After an initial rejection in February 2017, on 19 May 2019 the Swiss public voted to pass new corporate tax reforms which are scheduled to enter into force in January 2020.
The reforms include the abolition of tax privileges for companies that operate predominantly internationally (“holding” and “mixed” companies). In response to this change a majority of cantons have decided to reduce their corporate income tax rates. This includes the canton of Geneva where the corporate income tax will fall from 24.2% to 13.99%.
In order to remain an attractive business location the Swiss Government included several measures in the reforms, in particular the promotion of investments in research and development (R&D). The major elements of the reforms are:
- Abolition of cantonal tax privileges
- Implementation of patent box
- Additional deductions for R&D
- Deductions for self-financing
- Relief restrictions
- Capital tax adjustments
- Disclosure of hidden reserves
- Extension of the flat-rate tax credit
As a central element of the reform, and currently only applicable at the cantonal level, privileged tax regimes will be abolished. Faced with this major change, and the potential risk of losing corporate taxpayers, many cantons have presented their own corporate tax reform, mainly by proposing to decrease the rate of corporate income tax.
Geneva voted on the cantonal reform and accepted it. The reform provides for the reduction of the corporate income tax from 24.2% to 13.99%. This new rate is compatible with international standards and will help Geneva to remain attractive to investors, both on an international and national level. The canton of Vaud had already voted to reduce the corporate income tax in 2016 and has implemented the new tax rate since January 2019.
In Zurich, a vote will take place in order to validate the decrease of the corporate income tax rate which should be gradually reduced from 21.1% to 18.2%. Despite this decision, the canton of Zurich will have one of the highest corporate income tax rates in Switzerland.

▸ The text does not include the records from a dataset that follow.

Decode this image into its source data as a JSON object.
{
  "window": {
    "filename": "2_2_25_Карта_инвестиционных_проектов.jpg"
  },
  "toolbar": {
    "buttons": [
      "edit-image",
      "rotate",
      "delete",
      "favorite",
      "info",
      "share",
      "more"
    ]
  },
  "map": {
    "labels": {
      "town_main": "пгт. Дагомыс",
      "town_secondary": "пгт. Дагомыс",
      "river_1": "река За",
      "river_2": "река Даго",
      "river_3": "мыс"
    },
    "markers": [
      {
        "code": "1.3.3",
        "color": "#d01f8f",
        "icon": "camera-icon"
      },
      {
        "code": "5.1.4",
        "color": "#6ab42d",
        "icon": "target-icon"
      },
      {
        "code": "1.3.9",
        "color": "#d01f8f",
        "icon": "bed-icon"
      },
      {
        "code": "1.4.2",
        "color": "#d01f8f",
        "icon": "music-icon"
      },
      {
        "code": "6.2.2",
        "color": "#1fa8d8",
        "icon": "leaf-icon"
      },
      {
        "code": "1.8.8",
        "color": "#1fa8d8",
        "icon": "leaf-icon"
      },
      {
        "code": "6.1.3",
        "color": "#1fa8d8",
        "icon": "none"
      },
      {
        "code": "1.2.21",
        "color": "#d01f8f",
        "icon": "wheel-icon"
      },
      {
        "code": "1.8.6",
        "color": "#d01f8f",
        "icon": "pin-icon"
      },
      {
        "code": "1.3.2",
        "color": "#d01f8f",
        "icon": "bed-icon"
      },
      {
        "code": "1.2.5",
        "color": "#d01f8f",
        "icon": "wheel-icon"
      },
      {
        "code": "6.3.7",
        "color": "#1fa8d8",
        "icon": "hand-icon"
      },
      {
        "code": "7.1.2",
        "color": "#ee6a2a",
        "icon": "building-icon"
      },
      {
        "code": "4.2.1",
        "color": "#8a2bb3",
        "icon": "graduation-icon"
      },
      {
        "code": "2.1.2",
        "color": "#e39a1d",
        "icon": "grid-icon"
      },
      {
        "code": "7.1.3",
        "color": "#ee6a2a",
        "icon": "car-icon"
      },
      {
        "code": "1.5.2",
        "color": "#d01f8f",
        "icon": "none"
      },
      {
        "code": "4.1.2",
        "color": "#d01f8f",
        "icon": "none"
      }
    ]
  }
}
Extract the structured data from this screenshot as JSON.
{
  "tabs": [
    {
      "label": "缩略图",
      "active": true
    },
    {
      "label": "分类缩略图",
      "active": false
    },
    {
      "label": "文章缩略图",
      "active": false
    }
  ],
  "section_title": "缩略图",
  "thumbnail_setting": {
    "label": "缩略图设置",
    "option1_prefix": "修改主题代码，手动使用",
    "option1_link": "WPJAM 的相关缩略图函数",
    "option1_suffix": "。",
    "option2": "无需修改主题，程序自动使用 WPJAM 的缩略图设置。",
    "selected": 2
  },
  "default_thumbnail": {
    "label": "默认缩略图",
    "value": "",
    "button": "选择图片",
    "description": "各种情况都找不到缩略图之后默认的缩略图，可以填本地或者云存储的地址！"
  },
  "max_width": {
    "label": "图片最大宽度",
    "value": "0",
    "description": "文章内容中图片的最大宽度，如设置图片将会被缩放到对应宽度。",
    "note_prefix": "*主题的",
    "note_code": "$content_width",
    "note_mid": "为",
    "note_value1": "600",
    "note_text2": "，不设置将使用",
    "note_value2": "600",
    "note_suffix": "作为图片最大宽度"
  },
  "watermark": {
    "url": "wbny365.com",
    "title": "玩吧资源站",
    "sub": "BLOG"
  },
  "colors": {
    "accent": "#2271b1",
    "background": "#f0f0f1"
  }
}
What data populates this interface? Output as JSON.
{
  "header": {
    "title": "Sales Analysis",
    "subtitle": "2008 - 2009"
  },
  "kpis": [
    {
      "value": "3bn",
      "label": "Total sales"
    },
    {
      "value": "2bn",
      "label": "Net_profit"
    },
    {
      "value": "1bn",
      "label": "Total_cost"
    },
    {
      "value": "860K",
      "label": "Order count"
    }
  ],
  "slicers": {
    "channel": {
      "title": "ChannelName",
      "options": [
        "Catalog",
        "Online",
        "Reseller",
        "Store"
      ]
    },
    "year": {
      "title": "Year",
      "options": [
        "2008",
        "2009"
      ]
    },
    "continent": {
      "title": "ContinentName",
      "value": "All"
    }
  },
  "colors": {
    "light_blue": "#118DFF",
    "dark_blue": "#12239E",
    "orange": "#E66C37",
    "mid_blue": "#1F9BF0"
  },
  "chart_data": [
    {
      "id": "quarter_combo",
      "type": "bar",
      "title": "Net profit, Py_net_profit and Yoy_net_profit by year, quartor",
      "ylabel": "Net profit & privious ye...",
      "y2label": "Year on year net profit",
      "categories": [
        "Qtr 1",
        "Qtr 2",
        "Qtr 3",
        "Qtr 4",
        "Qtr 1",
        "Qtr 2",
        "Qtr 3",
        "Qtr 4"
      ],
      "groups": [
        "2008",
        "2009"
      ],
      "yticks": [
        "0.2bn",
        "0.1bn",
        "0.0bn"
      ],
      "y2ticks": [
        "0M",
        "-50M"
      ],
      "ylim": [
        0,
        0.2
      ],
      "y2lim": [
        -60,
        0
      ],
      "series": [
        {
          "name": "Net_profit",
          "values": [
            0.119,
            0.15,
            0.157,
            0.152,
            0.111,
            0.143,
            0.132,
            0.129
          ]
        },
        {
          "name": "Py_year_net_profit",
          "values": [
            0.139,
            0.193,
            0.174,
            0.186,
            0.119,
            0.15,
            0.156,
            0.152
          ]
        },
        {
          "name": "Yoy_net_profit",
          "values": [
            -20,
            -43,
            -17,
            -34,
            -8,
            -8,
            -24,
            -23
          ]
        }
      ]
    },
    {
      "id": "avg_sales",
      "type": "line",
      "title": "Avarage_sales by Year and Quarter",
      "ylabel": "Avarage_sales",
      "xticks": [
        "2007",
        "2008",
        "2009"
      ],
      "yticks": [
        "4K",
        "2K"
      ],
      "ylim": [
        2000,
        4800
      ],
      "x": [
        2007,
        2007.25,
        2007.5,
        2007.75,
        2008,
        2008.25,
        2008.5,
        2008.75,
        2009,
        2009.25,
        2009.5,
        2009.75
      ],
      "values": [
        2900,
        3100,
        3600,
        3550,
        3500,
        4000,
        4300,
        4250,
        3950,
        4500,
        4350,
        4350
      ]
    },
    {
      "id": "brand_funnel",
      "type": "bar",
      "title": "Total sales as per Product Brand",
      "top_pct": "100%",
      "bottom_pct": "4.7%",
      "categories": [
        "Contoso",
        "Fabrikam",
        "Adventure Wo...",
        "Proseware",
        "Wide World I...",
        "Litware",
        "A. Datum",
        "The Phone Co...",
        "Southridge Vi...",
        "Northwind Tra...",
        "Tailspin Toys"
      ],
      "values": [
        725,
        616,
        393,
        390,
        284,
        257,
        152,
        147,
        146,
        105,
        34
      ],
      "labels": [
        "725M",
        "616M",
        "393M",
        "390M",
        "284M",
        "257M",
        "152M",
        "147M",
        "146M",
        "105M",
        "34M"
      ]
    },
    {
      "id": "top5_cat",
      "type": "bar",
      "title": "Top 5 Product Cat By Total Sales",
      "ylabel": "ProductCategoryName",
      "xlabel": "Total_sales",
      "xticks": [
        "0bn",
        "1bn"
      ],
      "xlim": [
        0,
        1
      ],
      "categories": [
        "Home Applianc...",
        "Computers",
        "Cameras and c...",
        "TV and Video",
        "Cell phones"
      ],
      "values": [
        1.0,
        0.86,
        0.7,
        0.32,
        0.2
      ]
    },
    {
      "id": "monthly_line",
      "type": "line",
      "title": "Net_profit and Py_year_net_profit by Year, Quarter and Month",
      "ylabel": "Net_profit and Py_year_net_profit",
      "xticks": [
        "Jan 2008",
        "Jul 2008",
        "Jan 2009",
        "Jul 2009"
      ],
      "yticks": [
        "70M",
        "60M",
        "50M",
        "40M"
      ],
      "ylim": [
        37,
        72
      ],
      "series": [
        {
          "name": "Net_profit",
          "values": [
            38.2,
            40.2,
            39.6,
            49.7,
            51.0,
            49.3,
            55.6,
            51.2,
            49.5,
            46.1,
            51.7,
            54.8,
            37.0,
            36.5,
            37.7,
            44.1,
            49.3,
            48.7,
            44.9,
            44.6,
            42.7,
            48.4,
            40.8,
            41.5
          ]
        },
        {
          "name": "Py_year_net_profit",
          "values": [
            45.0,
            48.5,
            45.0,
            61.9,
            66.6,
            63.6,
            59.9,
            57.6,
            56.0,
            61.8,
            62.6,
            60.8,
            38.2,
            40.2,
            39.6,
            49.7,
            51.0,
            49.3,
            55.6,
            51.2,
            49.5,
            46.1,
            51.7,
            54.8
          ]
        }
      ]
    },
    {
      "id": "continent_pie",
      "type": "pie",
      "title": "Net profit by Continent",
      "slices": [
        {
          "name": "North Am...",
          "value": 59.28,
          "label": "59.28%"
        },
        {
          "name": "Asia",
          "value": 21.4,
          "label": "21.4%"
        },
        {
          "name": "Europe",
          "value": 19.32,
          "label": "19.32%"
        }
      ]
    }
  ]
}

With the approval of the Federal Tax reform, Switzerland may improve its relations with the EU and the OECD and hope to be deleted from the “grey list” of countries that are being reviewed by the EU and given time to reform their tax standards. The abolition of the privileged tax regimes and the implementation of new income tax rates (by some cantons) will be in accordance with international tax standards whilst also ensuring that Switzerland remains competitive with other Europeans countries.The 12% threshold has established itself as the lower limit for corporate income tax.